- **EXTRACTED INFORMATION**:
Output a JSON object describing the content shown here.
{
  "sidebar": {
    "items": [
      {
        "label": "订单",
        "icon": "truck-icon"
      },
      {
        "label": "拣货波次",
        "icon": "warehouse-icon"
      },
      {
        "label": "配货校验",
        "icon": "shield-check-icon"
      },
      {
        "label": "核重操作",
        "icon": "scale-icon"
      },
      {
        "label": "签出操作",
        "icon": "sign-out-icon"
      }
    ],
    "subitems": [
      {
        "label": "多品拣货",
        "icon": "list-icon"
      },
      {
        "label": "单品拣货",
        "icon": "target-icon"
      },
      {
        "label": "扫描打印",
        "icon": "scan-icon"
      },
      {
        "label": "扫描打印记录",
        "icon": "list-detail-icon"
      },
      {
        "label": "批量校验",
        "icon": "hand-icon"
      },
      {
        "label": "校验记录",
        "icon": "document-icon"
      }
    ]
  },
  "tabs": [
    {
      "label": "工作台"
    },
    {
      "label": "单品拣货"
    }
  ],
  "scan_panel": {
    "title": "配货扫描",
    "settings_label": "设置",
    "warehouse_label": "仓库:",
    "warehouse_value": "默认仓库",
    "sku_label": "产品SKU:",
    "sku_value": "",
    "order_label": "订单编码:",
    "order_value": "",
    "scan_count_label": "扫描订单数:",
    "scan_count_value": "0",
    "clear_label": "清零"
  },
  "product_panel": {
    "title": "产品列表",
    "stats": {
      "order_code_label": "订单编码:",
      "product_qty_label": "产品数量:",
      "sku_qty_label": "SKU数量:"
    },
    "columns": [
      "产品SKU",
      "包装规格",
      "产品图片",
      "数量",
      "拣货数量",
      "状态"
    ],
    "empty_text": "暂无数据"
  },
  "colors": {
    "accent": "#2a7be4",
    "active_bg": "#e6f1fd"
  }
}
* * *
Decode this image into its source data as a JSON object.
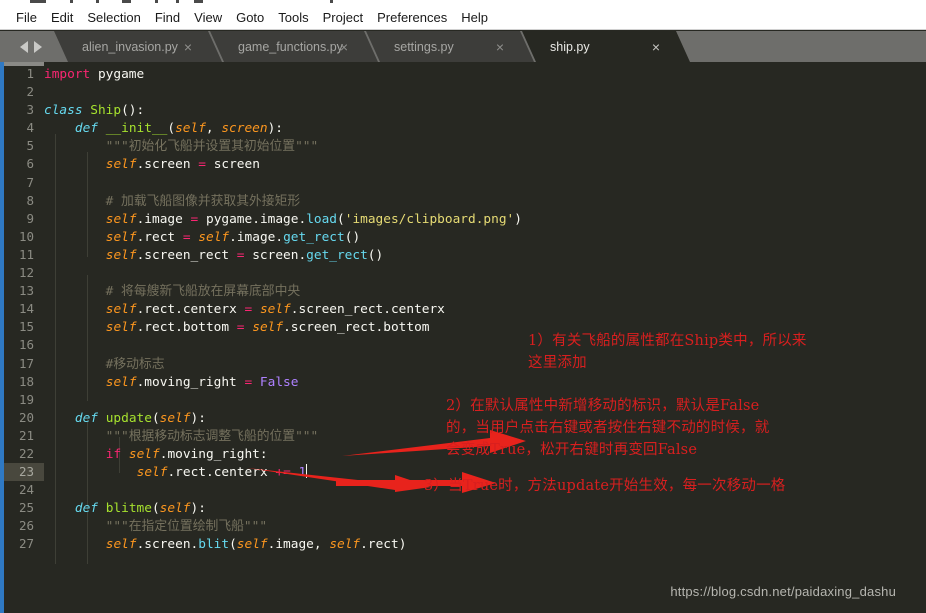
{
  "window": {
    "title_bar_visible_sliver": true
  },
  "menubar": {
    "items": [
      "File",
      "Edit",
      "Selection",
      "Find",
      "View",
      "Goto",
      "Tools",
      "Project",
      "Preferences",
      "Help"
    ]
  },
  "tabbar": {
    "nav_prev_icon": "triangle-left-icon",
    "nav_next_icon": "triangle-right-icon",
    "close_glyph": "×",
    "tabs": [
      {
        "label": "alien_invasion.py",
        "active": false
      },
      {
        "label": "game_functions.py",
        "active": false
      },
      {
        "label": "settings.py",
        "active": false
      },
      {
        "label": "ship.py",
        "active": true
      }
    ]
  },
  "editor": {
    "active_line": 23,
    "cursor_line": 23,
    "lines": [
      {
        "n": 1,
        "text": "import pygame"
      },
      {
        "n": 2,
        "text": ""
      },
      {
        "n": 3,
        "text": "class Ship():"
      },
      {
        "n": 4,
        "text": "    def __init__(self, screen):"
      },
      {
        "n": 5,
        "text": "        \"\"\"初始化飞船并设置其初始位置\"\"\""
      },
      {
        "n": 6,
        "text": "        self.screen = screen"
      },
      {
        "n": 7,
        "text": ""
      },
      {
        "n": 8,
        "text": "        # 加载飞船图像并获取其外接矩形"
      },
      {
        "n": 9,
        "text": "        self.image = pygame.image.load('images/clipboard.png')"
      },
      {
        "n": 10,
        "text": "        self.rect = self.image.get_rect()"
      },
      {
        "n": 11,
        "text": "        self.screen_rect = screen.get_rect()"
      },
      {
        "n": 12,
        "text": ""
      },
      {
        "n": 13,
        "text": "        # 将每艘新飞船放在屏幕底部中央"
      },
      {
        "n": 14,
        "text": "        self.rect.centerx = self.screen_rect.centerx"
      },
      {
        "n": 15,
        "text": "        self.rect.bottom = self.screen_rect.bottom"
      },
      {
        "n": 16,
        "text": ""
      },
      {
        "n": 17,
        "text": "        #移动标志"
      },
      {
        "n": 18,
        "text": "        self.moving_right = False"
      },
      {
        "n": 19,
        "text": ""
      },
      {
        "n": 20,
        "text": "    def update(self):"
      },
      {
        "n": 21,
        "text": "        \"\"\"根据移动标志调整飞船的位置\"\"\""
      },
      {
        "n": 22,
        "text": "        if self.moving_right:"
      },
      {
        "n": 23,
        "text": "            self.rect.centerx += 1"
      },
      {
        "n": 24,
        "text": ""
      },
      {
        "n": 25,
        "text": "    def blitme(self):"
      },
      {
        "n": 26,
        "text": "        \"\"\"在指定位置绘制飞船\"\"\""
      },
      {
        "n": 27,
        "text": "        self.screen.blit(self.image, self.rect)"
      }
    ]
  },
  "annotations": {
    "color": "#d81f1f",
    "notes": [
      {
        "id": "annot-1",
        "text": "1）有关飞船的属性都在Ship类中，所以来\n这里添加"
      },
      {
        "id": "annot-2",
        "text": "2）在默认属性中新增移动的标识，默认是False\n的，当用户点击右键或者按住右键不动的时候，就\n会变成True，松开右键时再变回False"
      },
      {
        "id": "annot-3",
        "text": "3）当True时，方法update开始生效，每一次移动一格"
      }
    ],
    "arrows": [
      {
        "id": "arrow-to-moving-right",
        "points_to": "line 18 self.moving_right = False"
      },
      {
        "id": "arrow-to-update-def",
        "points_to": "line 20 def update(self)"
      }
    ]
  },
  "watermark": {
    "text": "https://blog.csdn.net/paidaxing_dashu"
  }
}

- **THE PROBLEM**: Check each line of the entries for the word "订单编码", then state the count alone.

- **SOLUTION FOR THIS TASK**: 2